(Source material Opens)

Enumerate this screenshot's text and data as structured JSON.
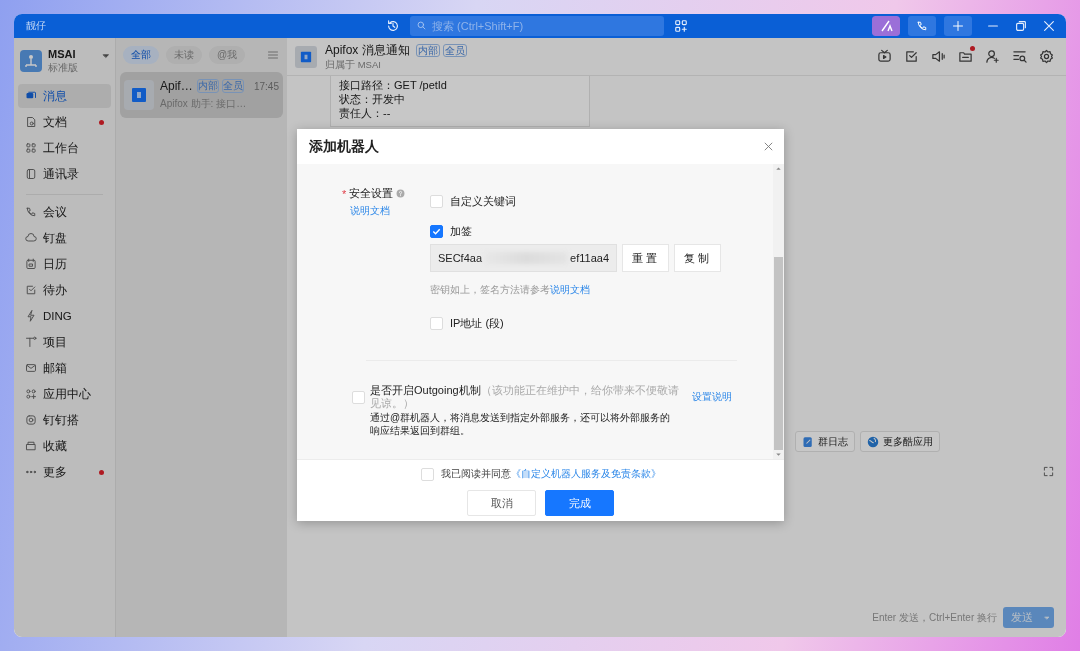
{
  "window": {
    "title": "靓仔"
  },
  "titlebar": {
    "search": {
      "placeholder": "搜索 (Ctrl+Shift+F)"
    }
  },
  "org": {
    "name": "MSAI",
    "plan": "标准版"
  },
  "nav": [
    {
      "label": "消息",
      "selected": true,
      "badge": false,
      "divider_before": false
    },
    {
      "label": "文档",
      "selected": false,
      "badge": true,
      "divider_before": false
    },
    {
      "label": "工作台",
      "selected": false,
      "badge": false,
      "divider_before": false
    },
    {
      "label": "通讯录",
      "selected": false,
      "badge": false,
      "divider_before": false
    },
    {
      "label": "会议",
      "selected": false,
      "badge": false,
      "divider_before": true
    },
    {
      "label": "钉盘",
      "selected": false,
      "badge": false,
      "divider_before": false
    },
    {
      "label": "日历",
      "selected": false,
      "badge": false,
      "divider_before": false
    },
    {
      "label": "待办",
      "selected": false,
      "badge": false,
      "divider_before": false
    },
    {
      "label": "DING",
      "selected": false,
      "badge": false,
      "divider_before": false
    },
    {
      "label": "项目",
      "selected": false,
      "badge": false,
      "divider_before": false
    },
    {
      "label": "邮箱",
      "selected": false,
      "badge": false,
      "divider_before": false
    },
    {
      "label": "应用中心",
      "selected": false,
      "badge": false,
      "divider_before": false
    },
    {
      "label": "钉钉搭",
      "selected": false,
      "badge": false,
      "divider_before": false
    },
    {
      "label": "收藏",
      "selected": false,
      "badge": false,
      "divider_before": false
    },
    {
      "label": "更多",
      "selected": false,
      "badge": true,
      "divider_before": false
    }
  ],
  "filters": [
    {
      "label": "全部",
      "selected": true
    },
    {
      "label": "未读",
      "selected": false
    },
    {
      "label": "@我",
      "selected": false
    }
  ],
  "conversations": [
    {
      "name": "Apif…",
      "tags": [
        "内部",
        "全员"
      ],
      "time": "17:45",
      "preview": "Apifox 助手: 接口…",
      "selected": true
    }
  ],
  "chat": {
    "name": "Apifox 消息通知",
    "tags": [
      "内部",
      "全员"
    ],
    "subtitle": "归属于 MSAI",
    "toolbar": [
      {
        "dot": false
      },
      {
        "dot": false
      },
      {
        "dot": false
      },
      {
        "dot": true
      },
      {
        "dot": false
      },
      {
        "dot": false
      },
      {
        "dot": false
      }
    ],
    "message_lines": [
      "接口路径：GET /petId",
      "状态：开发中",
      "责任人：--"
    ],
    "apps": [
      "群日志",
      "更多酷应用"
    ],
    "hint": "Enter 发送，Ctrl+Enter 换行",
    "send": "发送"
  },
  "dialog": {
    "title": "添加机器人",
    "security": {
      "required_mark": "*",
      "label": "安全设置",
      "doc_link": "说明文档",
      "options": [
        {
          "kind": "checkbox",
          "label": "自定义关键词",
          "checked": false
        },
        {
          "kind": "checkbox",
          "label": "加签",
          "checked": true
        },
        {
          "kind": "secret",
          "value_start": "SECf4aa",
          "value_end": "ef11aa4",
          "buttons": [
            "重置",
            "复制"
          ]
        },
        {
          "kind": "hint",
          "text": "密钥如上，签名方法请参考",
          "link": "说明文档"
        },
        {
          "kind": "checkbox",
          "label": "IP地址 (段)",
          "checked": false
        }
      ]
    },
    "outgoing": {
      "checked": false,
      "label": "是否开启Outgoing机制",
      "note": "（该功能正在维护中，给你带来不便敬请见谅。）",
      "link": "设置说明",
      "description": "通过@群机器人，将消息发送到指定外部服务，还可以将外部服务的响应结果返回到群组。"
    },
    "agreement": {
      "checked": false,
      "text": "我已阅读并同意",
      "link": "《自定义机器人服务及免责条款》"
    },
    "buttons": [
      {
        "label": "取消",
        "kind": "secondary"
      },
      {
        "label": "完成",
        "kind": "primary"
      }
    ]
  }
}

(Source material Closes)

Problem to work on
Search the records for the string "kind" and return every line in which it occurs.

Response area
          "kind": "checkbox",
          "kind": "checkbox",
          "kind": "secret",
          "kind": "hint",
          "kind": "checkbox",
        "kind": "secondary"
        "kind": "primary"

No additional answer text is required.